WHAT NEEDS TO BE DONE: The records below must be copied in full; omit the images.

DATA RECORDS:
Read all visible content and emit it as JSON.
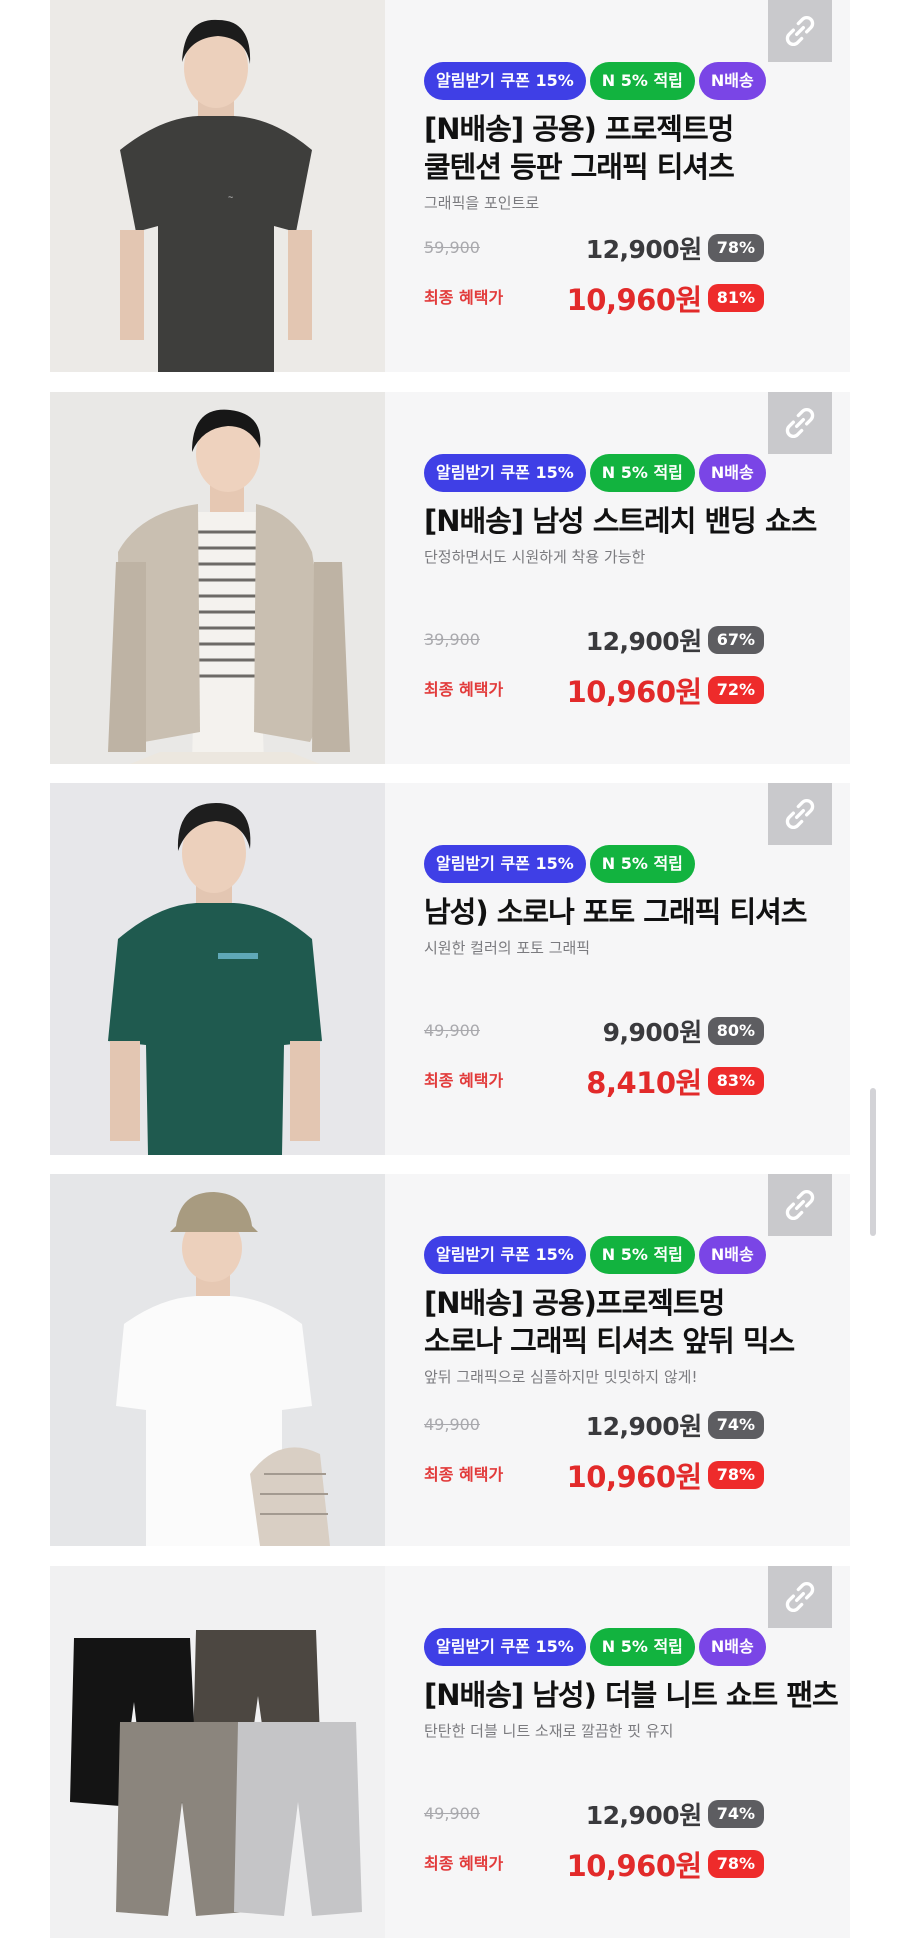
{
  "badges": {
    "coupon": "알림받기 쿠폰 15%",
    "points": "N 5% 적립",
    "delivery": "N배송"
  },
  "final_label": "최종 혜택가",
  "link_icon": "link-icon",
  "products": [
    {
      "title": "[N배송] 공용) 프로젝트멍\n쿨텐션 등판 그래픽 티셔츠",
      "subtitle": "그래픽을 포인트로",
      "original_price": "59,900",
      "price": "12,900원",
      "discount": "78%",
      "final_price": "10,960원",
      "final_discount": "81%"
    },
    {
      "title": "[N배송] 남성 스트레치 밴딩 쇼츠",
      "subtitle": "단정하면서도 시원하게 착용 가능한",
      "original_price": "39,900",
      "price": "12,900원",
      "discount": "67%",
      "final_price": "10,960원",
      "final_discount": "72%"
    },
    {
      "title": "남성) 소로나 포토 그래픽 티셔츠",
      "subtitle": "시원한 컬러의 포토 그래픽",
      "original_price": "49,900",
      "price": "9,900원",
      "discount": "80%",
      "final_price": "8,410원",
      "final_discount": "83%"
    },
    {
      "title": "[N배송] 공용)프로젝트멍\n소로나 그래픽 티셔츠 앞뒤 믹스",
      "subtitle": "앞뒤 그래픽으로 심플하지만 밋밋하지 않게!",
      "original_price": "49,900",
      "price": "12,900원",
      "discount": "74%",
      "final_price": "10,960원",
      "final_discount": "78%"
    },
    {
      "title": "[N배송] 남성) 더블 니트 쇼트 팬츠",
      "subtitle": "탄탄한 더블 니트 소재로 깔끔한 핏 유지",
      "original_price": "49,900",
      "price": "12,900원",
      "discount": "74%",
      "final_price": "10,960원",
      "final_discount": "78%"
    }
  ],
  "colors": {
    "coupon_badge": "#3f3fe6",
    "points_badge": "#12b33f",
    "delivery_badge": "#7a45e6",
    "final_price": "#e22a2a",
    "discount_gray": "#5d5d61",
    "discount_red": "#ee2b2b"
  }
}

REPLY TO THE TASK:
Read all visible content and emit it as JSON.
{
  "badges": {
    "coupon": "알림받기 쿠폰 15%",
    "points": "N 5% 적립",
    "delivery": "N배송"
  },
  "final_label": "최종 혜택가",
  "link_icon": "link-icon",
  "products": [
    {
      "title": "[N배송] 공용) 프로젝트멍\n쿨텐션 등판 그래픽 티셔츠",
      "subtitle": "그래픽을 포인트로",
      "original_price": "59,900",
      "price": "12,900원",
      "discount": "78%",
      "final_price": "10,960원",
      "final_discount": "81%"
    },
    {
      "title": "[N배송] 남성 스트레치 밴딩 쇼츠",
      "subtitle": "단정하면서도 시원하게 착용 가능한",
      "original_price": "39,900",
      "price": "12,900원",
      "discount": "67%",
      "final_price": "10,960원",
      "final_discount": "72%"
    },
    {
      "title": "남성) 소로나 포토 그래픽 티셔츠",
      "subtitle": "시원한 컬러의 포토 그래픽",
      "original_price": "49,900",
      "price": "9,900원",
      "discount": "80%",
      "final_price": "8,410원",
      "final_discount": "83%"
    },
    {
      "title": "[N배송] 공용)프로젝트멍\n소로나 그래픽 티셔츠 앞뒤 믹스",
      "subtitle": "앞뒤 그래픽으로 심플하지만 밋밋하지 않게!",
      "original_price": "49,900",
      "price": "12,900원",
      "discount": "74%",
      "final_price": "10,960원",
      "final_discount": "78%"
    },
    {
      "title": "[N배송] 남성) 더블 니트 쇼트 팬츠",
      "subtitle": "탄탄한 더블 니트 소재로 깔끔한 핏 유지",
      "original_price": "49,900",
      "price": "12,900원",
      "discount": "74%",
      "final_price": "10,960원",
      "final_discount": "78%"
    }
  ],
  "colors": {
    "coupon_badge": "#3f3fe6",
    "points_badge": "#12b33f",
    "delivery_badge": "#7a45e6",
    "final_price": "#e22a2a",
    "discount_gray": "#5d5d61",
    "discount_red": "#ee2b2b"
  }
}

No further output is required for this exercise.